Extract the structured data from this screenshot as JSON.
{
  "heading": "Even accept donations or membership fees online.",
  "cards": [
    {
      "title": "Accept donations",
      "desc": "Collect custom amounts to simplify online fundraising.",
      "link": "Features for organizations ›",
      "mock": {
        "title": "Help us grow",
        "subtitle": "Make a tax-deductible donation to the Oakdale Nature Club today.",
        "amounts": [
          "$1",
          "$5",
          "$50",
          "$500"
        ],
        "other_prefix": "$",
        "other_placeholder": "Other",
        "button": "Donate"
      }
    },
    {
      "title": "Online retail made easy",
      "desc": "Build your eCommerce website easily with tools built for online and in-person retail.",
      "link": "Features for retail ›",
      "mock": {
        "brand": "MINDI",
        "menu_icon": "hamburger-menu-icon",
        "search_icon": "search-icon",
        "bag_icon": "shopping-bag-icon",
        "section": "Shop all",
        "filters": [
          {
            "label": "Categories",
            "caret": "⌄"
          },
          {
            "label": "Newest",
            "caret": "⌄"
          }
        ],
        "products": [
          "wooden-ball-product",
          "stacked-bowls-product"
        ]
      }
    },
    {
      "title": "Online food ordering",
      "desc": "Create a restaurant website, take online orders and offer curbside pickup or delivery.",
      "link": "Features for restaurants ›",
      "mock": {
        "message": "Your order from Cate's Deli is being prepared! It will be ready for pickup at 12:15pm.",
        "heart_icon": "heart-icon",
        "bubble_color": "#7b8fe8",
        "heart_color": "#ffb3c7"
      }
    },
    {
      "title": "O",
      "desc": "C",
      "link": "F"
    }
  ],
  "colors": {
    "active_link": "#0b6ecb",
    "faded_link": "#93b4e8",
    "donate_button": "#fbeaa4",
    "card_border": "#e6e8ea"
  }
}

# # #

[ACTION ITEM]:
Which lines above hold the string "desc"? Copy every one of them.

[ANSWER SPACE]:
      "desc": "Collect custom amounts to simplify online fundraising.",
      "desc": "Build your eCommerce website easily with tools built for online and in-person retail.",
      "desc": "Create a restaurant website, take online orders and offer curbside pickup or delivery.",
      "desc": "C",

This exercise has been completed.